"If the industry doesn't take off, how else are we going to supply our energy? We don't have the choice, we have to put more renewable energy capacity in place," said Allan MacAskill, business development director for SeaEnergy Renewables, which has permits for developing offshore wind farms in British waters.
He said collaboration among developers was crucial to lower costs, which was especially important for turbines, the substructures holding the wind farms in place and installation of the projects.
He compared the nascent industry to early lessons learned in the oil and gas drilling sector, where drilling the first well of a program took 45 days, while the final project took only eight days, bringing down costs.
"I think you make that very rapid change quite quickly, the learning curve declines toward the end," he told Reuters at a London conference.
International wind energy players such as German engineering firm Siemens, Spain's Gamesa and Danish manufacturer Vestas in January announced plans to build manufacturing and research facilities in the UK.
Britain has awarded licenses to construct up to 40 gigawatts GW of offshore wind capacity off its coasts.

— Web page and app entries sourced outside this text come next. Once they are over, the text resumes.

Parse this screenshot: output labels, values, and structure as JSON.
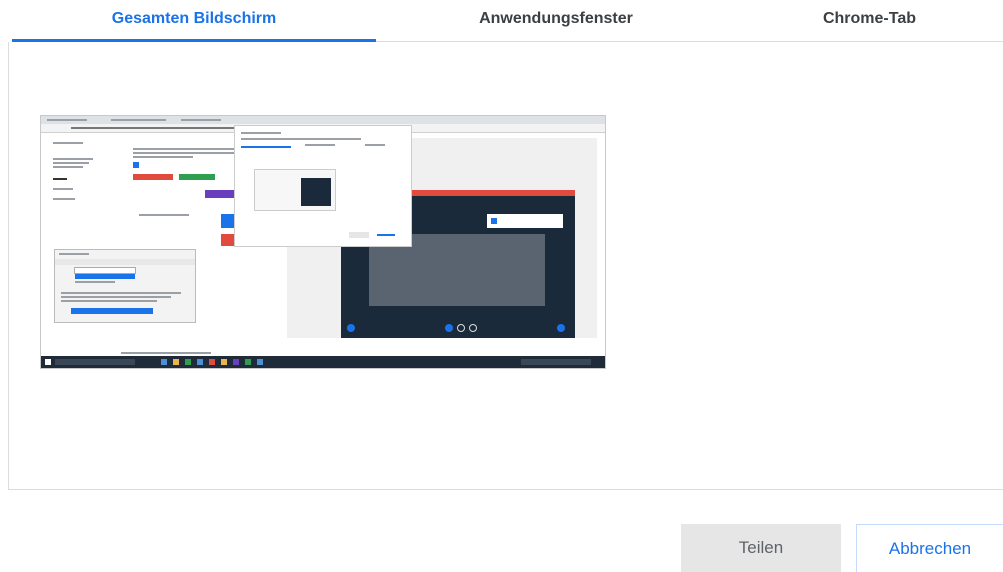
{
  "tabs": [
    {
      "label": "Gesamten Bildschirm",
      "active": true
    },
    {
      "label": "Anwendungsfenster",
      "active": false
    },
    {
      "label": "Chrome-Tab",
      "active": false
    }
  ],
  "preview": {
    "selected": true
  },
  "buttons": {
    "share_label": "Teilen",
    "cancel_label": "Abbrechen"
  },
  "colors": {
    "accent": "#1a73e8",
    "disabled_button": "#e6e6e6",
    "preview_dark": "#1b2a3a",
    "preview_red": "#e04b3e"
  }
}
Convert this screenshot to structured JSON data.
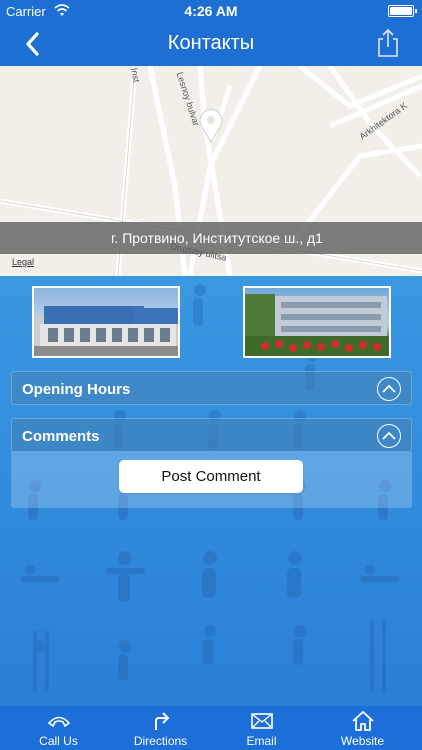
{
  "status_bar": {
    "carrier": "Carrier",
    "time": "4:26 AM"
  },
  "nav": {
    "title": "Контакты",
    "back_icon": "chevron-left-icon",
    "share_icon": "share-icon"
  },
  "map": {
    "address": "г. Протвино, Институтское ш., д1",
    "legal": "Legal",
    "streets": [
      "Inst",
      "Lesnoy bulvar",
      "Arkhitektora K",
      "Druzhby ulitsa"
    ]
  },
  "sections": {
    "opening_hours": "Opening Hours",
    "comments": "Comments"
  },
  "comments": {
    "post_label": "Post Comment"
  },
  "tabs": [
    {
      "label": "Call Us",
      "icon": "phone-icon"
    },
    {
      "label": "Directions",
      "icon": "directions-icon"
    },
    {
      "label": "Email",
      "icon": "mail-icon"
    },
    {
      "label": "Website",
      "icon": "home-icon"
    }
  ],
  "colors": {
    "nav": "#1e6fd4",
    "tab_bar": "#1c6ed8",
    "background": "#2a86d8"
  }
}
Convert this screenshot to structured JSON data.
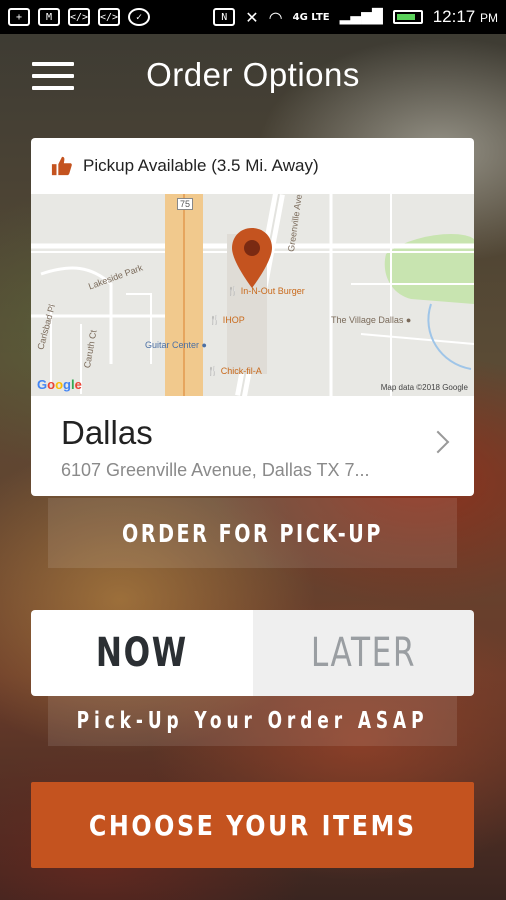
{
  "status_bar": {
    "time": "12:17",
    "ampm": "PM",
    "network": "4G LTE",
    "icons": [
      "plus-icon",
      "gmail-icon",
      "code-icon",
      "code-icon",
      "messenger-icon",
      "nfc-icon",
      "mute-icon",
      "wifi-icon",
      "signal-icon",
      "battery-icon"
    ]
  },
  "header": {
    "title": "Order Options"
  },
  "location_card": {
    "pickup_text": "Pickup Available (3.5 Mi. Away)",
    "city": "Dallas",
    "address": "6107 Greenville Avenue, Dallas TX 7..."
  },
  "map": {
    "labels": {
      "lakeside_park": "Lakeside Park",
      "greenville_ave": "Greenville Ave",
      "in_n_out": "In-N-Out Burger",
      "ihop": "IHOP",
      "guitar_center": "Guitar Center",
      "chick_fil_a": "Chick-fil-A",
      "village_dallas": "The Village Dallas",
      "carlsbad_pl": "Carlsbad Pl",
      "caruth_ct": "Caruth Ct",
      "hwy_75": "75"
    },
    "google": "Google",
    "attribution": "Map data ©2018 Google"
  },
  "buttons": {
    "order_pickup": "ORDER FOR PICK-UP",
    "choose_items": "CHOOSE YOUR ITEMS"
  },
  "toggle": {
    "now": "NOW",
    "later": "LATER",
    "selected": "NOW"
  },
  "asap_text": "Pick-Up Your Order ASAP",
  "colors": {
    "accent": "#c4531f",
    "pin": "#c4531f",
    "thumb": "#c4531f"
  }
}
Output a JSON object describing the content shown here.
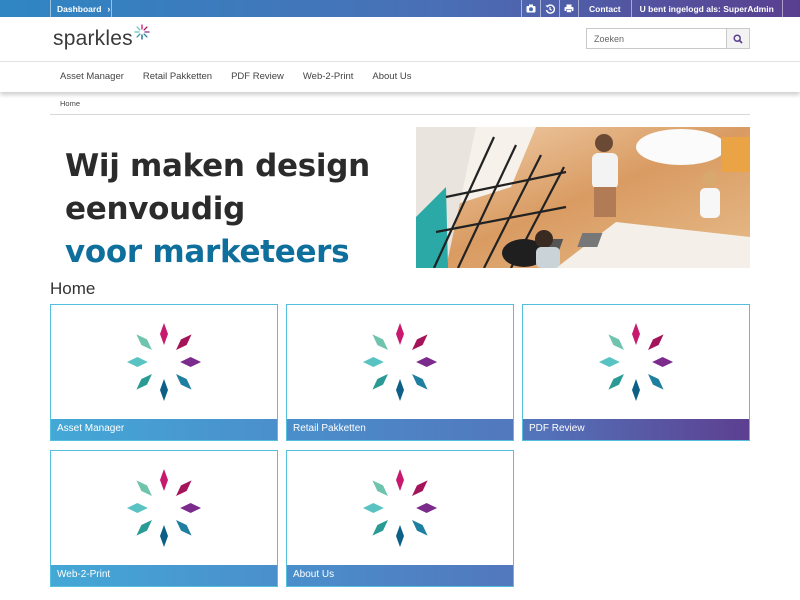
{
  "topbar": {
    "dashboard_label": "Dashboard",
    "contact_label": "Contact",
    "login_prefix": "U bent ingelogd als:",
    "login_user": "SuperAdmin",
    "tool_icons": [
      "camera-icon",
      "history-icon",
      "printer-icon"
    ]
  },
  "header": {
    "logo_text": "sparkles",
    "search_placeholder": "Zoeken"
  },
  "nav": {
    "items": [
      "Asset Manager",
      "Retail Pakketten",
      "PDF Review",
      "Web-2-Print",
      "About Us"
    ]
  },
  "breadcrumb": [
    "Home"
  ],
  "banner": {
    "line1": "Wij maken design",
    "line2": "eenvoudig",
    "line3": "voor marketeers"
  },
  "page_title": "Home",
  "tiles": [
    {
      "label": "Asset Manager"
    },
    {
      "label": "Retail Pakketten"
    },
    {
      "label": "PDF Review"
    },
    {
      "label": "Web-2-Print"
    },
    {
      "label": "About Us"
    }
  ],
  "colors": {
    "brand_blue": "#2f86c3",
    "brand_purple": "#5a3f8f",
    "tile_border": "#57bfde",
    "accent_text": "#0e6f9c"
  }
}
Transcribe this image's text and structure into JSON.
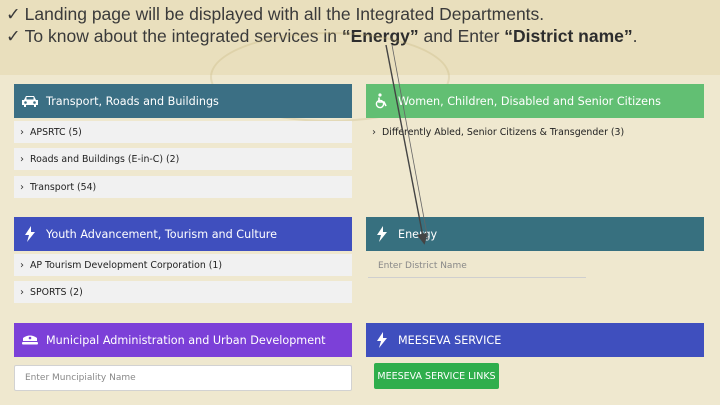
{
  "instructions": {
    "check_mark": "✓",
    "line1": "Landing page will be displayed with all the Integrated Departments.",
    "line2_prefix": "To know about the integrated services in ",
    "line2_energy": "“Energy”",
    "line2_middle": " and Enter ",
    "line2_district": "“District name”",
    "line2_suffix": "."
  },
  "departments": {
    "transport": {
      "title": "Transport, Roads and Buildings",
      "icon": "car-icon",
      "color": "#3b6f84",
      "items": [
        "APSRTC (5)",
        "Roads and Buildings (E-in-C) (2)",
        "Transport (54)"
      ]
    },
    "women": {
      "title": "Women, Children, Disabled and Senior Citizens",
      "icon": "wheelchair-icon",
      "color": "#62bf73",
      "items": [
        "Differently Abled, Senior Citizens & Transgender (3)"
      ]
    },
    "youth": {
      "title": "Youth Advancement, Tourism and Culture",
      "icon": "lightning-icon",
      "color": "#3f4fbe",
      "items": [
        "AP Tourism Development Corporation (1)",
        "SPORTS (2)"
      ]
    },
    "energy": {
      "title": "Energy",
      "icon": "lightning-icon",
      "color": "#37707f",
      "district_placeholder": "Enter District Name"
    },
    "municipal": {
      "title": "Municipal Administration and Urban Development",
      "icon": "police-cap-icon",
      "color": "#7c40d8",
      "municipality_placeholder": "Enter Muncipiality Name"
    },
    "meeseva": {
      "title": "MEESEVA SERVICE",
      "icon": "lightning-icon",
      "color": "#3f4fbe",
      "button_label": "MEESEVA SERVICE LINKS"
    }
  }
}
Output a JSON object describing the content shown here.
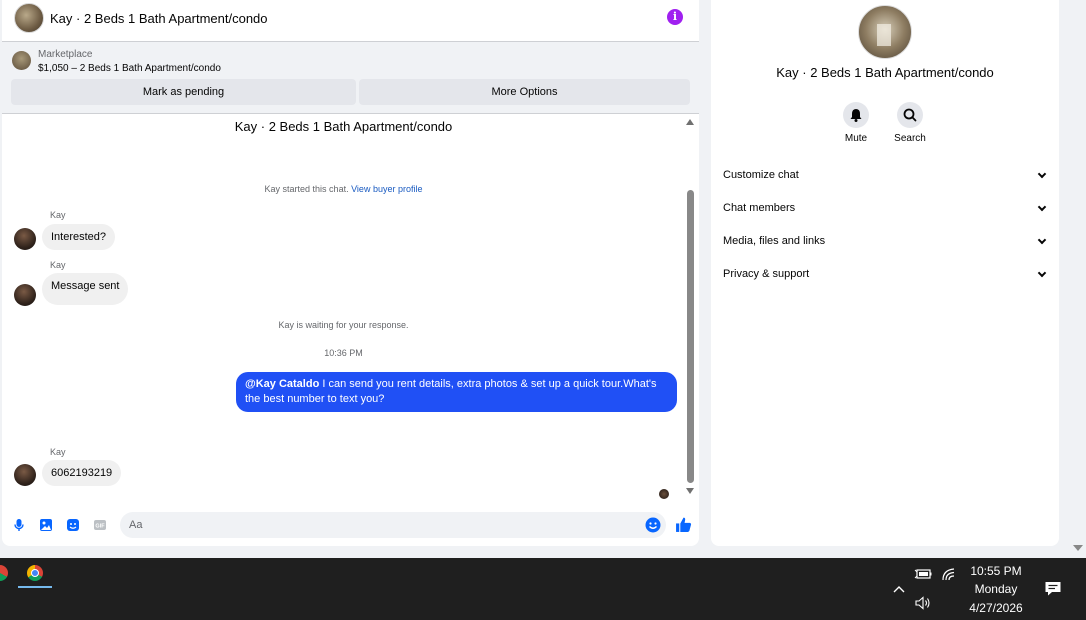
{
  "chat": {
    "header_title": "Kay · 2 Beds 1 Bath Apartment/condo",
    "marketplace_label": "Marketplace",
    "listing_price_title": "$1,050 – 2 Beds 1 Bath Apartment/condo",
    "mark_pending_label": "Mark as pending",
    "more_options_label": "More Options",
    "conversation_title": "Kay · 2 Beds 1 Bath Apartment/condo",
    "started_text": "Kay started this chat.",
    "buyer_profile_link": "View buyer profile",
    "waiting_text": "Kay is waiting for your response.",
    "timestamp": "10:36 PM",
    "messages": [
      {
        "sender": "Kay",
        "text": "Interested?"
      },
      {
        "sender": "Kay",
        "text": "Message sent"
      },
      {
        "sender": "Kay",
        "text": "6062193219"
      }
    ],
    "outgoing": {
      "mention": "@Kay Cataldo",
      "text": " I can send you rent details, extra photos & set up a quick tour.What's the best number to text you?"
    },
    "composer_placeholder": "Aa"
  },
  "info_panel": {
    "title": "Kay · 2 Beds 1 Bath Apartment/condo",
    "mute_label": "Mute",
    "search_label": "Search",
    "sections": [
      "Customize chat",
      "Chat members",
      "Media, files and links",
      "Privacy & support"
    ]
  },
  "taskbar": {
    "time": "10:55 PM",
    "day": "Monday",
    "date": "4/27/2026"
  },
  "colors": {
    "accent_blue": "#2050f5",
    "info_purple": "#a020f0",
    "link_blue": "#1a5bc1"
  }
}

At the start of the year, Britain was the world leader in installed offshore wind capacity with 1,341 megawatts MW in operation, according to the European Wind Energy Association.